Dataset rows describing interfaces
------------------------------------

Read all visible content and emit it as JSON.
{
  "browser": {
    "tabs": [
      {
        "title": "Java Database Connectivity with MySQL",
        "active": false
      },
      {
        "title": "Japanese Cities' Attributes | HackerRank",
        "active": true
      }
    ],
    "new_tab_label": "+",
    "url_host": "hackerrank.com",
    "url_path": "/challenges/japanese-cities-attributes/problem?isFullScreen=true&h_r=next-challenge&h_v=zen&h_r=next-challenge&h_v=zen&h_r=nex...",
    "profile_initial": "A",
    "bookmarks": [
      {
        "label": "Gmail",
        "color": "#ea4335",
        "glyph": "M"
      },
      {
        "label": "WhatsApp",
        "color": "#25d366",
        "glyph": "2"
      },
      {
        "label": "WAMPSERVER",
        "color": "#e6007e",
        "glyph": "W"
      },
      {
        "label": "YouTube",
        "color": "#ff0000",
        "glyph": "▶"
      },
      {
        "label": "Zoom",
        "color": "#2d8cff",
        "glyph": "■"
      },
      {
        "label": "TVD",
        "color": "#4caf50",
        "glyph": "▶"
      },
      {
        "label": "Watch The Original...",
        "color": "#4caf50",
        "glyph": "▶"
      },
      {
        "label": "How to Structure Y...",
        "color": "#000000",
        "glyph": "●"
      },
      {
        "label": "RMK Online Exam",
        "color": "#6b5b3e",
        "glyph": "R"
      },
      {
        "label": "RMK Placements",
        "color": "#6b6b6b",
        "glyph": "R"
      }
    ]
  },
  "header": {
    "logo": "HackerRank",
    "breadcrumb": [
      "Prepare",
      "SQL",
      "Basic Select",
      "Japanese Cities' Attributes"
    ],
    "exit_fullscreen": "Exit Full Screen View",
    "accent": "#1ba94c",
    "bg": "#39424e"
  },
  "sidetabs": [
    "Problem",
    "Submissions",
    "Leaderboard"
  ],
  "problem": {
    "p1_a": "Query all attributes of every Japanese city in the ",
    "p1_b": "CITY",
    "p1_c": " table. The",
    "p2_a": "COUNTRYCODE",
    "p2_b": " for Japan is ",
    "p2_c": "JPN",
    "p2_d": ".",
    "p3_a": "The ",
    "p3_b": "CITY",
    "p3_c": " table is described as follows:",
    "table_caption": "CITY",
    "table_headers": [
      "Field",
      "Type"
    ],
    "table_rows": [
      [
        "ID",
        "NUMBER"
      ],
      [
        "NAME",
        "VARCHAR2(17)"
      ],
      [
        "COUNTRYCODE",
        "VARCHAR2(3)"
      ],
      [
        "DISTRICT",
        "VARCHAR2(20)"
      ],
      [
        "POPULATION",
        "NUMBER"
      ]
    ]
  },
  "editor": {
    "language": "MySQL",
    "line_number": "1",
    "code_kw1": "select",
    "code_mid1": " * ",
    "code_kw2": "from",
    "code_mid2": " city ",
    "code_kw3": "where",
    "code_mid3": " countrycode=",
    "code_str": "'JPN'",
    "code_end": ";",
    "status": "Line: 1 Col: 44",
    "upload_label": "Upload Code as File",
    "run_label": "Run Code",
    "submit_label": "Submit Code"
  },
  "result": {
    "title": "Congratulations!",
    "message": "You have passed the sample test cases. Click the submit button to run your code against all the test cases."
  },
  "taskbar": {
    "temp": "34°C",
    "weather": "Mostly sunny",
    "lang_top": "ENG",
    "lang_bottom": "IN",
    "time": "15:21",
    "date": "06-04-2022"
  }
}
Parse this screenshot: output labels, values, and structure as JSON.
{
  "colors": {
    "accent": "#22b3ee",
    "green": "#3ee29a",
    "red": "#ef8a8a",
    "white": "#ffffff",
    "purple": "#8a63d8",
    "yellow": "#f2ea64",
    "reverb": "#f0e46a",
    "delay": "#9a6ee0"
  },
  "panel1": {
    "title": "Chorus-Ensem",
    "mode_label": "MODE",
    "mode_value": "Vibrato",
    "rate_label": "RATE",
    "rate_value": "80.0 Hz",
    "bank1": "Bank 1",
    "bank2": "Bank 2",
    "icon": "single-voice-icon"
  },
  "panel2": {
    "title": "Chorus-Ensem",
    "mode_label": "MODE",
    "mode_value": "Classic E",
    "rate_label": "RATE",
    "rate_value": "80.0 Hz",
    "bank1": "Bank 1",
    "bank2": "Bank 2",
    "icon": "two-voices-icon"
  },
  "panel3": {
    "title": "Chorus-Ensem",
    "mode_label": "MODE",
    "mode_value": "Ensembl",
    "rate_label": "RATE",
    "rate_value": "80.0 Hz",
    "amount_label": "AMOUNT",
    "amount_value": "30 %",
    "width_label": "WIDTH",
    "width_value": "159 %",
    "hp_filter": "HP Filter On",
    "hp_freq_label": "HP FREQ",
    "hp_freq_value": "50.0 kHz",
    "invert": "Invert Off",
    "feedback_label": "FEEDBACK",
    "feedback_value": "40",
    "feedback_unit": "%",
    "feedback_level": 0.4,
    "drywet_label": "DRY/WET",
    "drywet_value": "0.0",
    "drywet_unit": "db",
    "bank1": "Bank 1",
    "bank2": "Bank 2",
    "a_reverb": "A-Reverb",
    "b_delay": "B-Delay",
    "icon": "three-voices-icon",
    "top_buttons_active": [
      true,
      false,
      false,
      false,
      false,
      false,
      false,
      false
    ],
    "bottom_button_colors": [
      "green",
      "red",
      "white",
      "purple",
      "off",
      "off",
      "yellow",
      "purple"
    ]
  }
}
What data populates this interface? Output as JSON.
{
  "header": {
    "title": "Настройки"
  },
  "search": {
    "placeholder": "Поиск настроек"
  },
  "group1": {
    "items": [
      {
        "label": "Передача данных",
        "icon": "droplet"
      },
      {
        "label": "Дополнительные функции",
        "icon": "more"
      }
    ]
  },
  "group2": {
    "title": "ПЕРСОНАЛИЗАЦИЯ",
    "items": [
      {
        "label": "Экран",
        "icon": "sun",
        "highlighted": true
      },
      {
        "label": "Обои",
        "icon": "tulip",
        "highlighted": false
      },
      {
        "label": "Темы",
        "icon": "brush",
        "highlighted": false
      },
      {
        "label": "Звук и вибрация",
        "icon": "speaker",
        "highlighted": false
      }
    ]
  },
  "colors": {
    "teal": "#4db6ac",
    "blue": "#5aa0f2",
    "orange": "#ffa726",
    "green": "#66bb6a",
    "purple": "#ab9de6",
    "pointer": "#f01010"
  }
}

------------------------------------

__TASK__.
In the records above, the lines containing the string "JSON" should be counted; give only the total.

__WRITTEN SOLUTION__.
3